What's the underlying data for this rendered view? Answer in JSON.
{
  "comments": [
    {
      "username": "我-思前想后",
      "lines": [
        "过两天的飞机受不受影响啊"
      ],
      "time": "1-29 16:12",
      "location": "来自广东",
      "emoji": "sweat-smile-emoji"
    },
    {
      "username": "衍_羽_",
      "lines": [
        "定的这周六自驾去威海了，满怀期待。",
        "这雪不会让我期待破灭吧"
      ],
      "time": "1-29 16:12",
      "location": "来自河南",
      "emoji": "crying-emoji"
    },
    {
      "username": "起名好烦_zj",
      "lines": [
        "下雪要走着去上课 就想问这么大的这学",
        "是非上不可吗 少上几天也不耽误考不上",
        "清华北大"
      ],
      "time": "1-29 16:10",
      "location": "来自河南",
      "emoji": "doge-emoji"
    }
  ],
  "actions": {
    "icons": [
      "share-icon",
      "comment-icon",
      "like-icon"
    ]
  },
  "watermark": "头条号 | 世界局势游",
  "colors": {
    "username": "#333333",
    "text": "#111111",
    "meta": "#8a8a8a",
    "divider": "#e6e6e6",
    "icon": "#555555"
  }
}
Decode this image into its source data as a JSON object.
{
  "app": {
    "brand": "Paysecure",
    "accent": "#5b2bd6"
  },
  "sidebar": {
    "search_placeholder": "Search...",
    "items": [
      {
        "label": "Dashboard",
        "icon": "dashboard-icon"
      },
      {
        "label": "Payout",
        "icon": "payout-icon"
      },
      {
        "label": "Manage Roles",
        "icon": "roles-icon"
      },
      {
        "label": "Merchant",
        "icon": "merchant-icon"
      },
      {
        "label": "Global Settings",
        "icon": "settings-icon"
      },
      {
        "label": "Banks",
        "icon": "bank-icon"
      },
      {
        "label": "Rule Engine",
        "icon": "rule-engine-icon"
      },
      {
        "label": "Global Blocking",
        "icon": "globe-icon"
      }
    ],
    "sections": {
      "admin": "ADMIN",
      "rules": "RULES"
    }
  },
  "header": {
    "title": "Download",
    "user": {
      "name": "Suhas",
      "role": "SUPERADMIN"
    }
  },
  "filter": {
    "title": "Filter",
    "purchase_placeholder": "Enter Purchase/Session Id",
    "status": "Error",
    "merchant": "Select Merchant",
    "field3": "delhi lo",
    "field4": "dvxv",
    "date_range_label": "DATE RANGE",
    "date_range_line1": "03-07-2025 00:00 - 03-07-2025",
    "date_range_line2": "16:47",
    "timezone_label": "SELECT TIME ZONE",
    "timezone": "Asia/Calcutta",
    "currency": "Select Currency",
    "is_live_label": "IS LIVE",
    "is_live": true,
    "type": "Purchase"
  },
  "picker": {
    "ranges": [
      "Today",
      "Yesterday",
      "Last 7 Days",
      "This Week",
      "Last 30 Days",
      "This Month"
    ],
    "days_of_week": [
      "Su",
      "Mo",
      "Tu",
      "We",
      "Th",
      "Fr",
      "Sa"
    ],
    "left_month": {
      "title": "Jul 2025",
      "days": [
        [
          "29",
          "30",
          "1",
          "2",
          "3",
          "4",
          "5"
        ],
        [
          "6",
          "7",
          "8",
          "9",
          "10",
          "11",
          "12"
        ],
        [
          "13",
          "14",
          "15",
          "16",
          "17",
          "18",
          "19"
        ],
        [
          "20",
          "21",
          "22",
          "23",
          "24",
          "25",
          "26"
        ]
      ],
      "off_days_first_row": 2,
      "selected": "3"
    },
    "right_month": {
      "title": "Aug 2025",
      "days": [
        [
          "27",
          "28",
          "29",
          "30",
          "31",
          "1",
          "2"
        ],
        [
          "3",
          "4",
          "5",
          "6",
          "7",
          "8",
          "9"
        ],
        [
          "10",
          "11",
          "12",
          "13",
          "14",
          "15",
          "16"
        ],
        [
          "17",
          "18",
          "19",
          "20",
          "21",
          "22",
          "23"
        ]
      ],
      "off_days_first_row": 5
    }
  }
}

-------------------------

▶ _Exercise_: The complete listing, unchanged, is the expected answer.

▶ _Solved exercise_:
What's the underlying data for this rendered view? Answer in JSON.
{
  "comments": [
    {
      "username": "我-思前想后",
      "lines": [
        "过两天的飞机受不受影响啊"
      ],
      "time": "1-29 16:12",
      "location": "来自广东",
      "emoji": "sweat-smile-emoji"
    },
    {
      "username": "衍_羽_",
      "lines": [
        "定的这周六自驾去威海了，满怀期待。",
        "这雪不会让我期待破灭吧"
      ],
      "time": "1-29 16:12",
      "location": "来自河南",
      "emoji": "crying-emoji"
    },
    {
      "username": "起名好烦_zj",
      "lines": [
        "下雪要走着去上课 就想问这么大的这学",
        "是非上不可吗 少上几天也不耽误考不上",
        "清华北大"
      ],
      "time": "1-29 16:10",
      "location": "来自河南",
      "emoji": "doge-emoji"
    }
  ],
  "actions": {
    "icons": [
      "share-icon",
      "comment-icon",
      "like-icon"
    ]
  },
  "watermark": "头条号 | 世界局势游",
  "colors": {
    "username": "#333333",
    "text": "#111111",
    "meta": "#8a8a8a",
    "divider": "#e6e6e6",
    "icon": "#555555"
  }
}
Decode this image into its source data as a JSON object.
{
  "app": {
    "brand": "Paysecure",
    "accent": "#5b2bd6"
  },
  "sidebar": {
    "search_placeholder": "Search...",
    "items": [
      {
        "label": "Dashboard",
        "icon": "dashboard-icon"
      },
      {
        "label": "Payout",
        "icon": "payout-icon"
      },
      {
        "label": "Manage Roles",
        "icon": "roles-icon"
      },
      {
        "label": "Merchant",
        "icon": "merchant-icon"
      },
      {
        "label": "Global Settings",
        "icon": "settings-icon"
      },
      {
        "label": "Banks",
        "icon": "bank-icon"
      },
      {
        "label": "Rule Engine",
        "icon": "rule-engine-icon"
      },
      {
        "label": "Global Blocking",
        "icon": "globe-icon"
      }
    ],
    "sections": {
      "admin": "ADMIN",
      "rules": "RULES"
    }
  },
  "header": {
    "title": "Download",
    "user": {
      "name": "Suhas",
      "role": "SUPERADMIN"
    }
  },
  "filter": {
    "title": "Filter",
    "purchase_placeholder": "Enter Purchase/Session Id",
    "status": "Error",
    "merchant": "Select Merchant",
    "field3": "delhi lo",
    "field4": "dvxv",
    "date_range_label": "DATE RANGE",
    "date_range_line1": "03-07-2025 00:00 - 03-07-2025",
    "date_range_line2": "16:47",
    "timezone_label": "SELECT TIME ZONE",
    "timezone": "Asia/Calcutta",
    "currency": "Select Currency",
    "is_live_label": "IS LIVE",
    "is_live": true,
    "type": "Purchase"
  },
  "picker": {
    "ranges": [
      "Today",
      "Yesterday",
      "Last 7 Days",
      "This Week",
      "Last 30 Days",
      "This Month"
    ],
    "days_of_week": [
      "Su",
      "Mo",
      "Tu",
      "We",
      "Th",
      "Fr",
      "Sa"
    ],
    "left_month": {
      "title": "Jul 2025",
      "days": [
        [
          "29",
          "30",
          "1",
          "2",
          "3",
          "4",
          "5"
        ],
        [
          "6",
          "7",
          "8",
          "9",
          "10",
          "11",
          "12"
        ],
        [
          "13",
          "14",
          "15",
          "16",
          "17",
          "18",
          "19"
        ],
        [
          "20",
          "21",
          "22",
          "23",
          "24",
          "25",
          "26"
        ]
      ],
      "off_days_first_row": 2,
      "selected": "3"
    },
    "right_month": {
      "title": "Aug 2025",
      "days": [
        [
          "27",
          "28",
          "29",
          "30",
          "31",
          "1",
          "2"
        ],
        [
          "3",
          "4",
          "5",
          "6",
          "7",
          "8",
          "9"
        ],
        [
          "10",
          "11",
          "12",
          "13",
          "14",
          "15",
          "16"
        ],
        [
          "17",
          "18",
          "19",
          "20",
          "21",
          "22",
          "23"
        ]
      ],
      "off_days_first_row": 5
    }
  }
}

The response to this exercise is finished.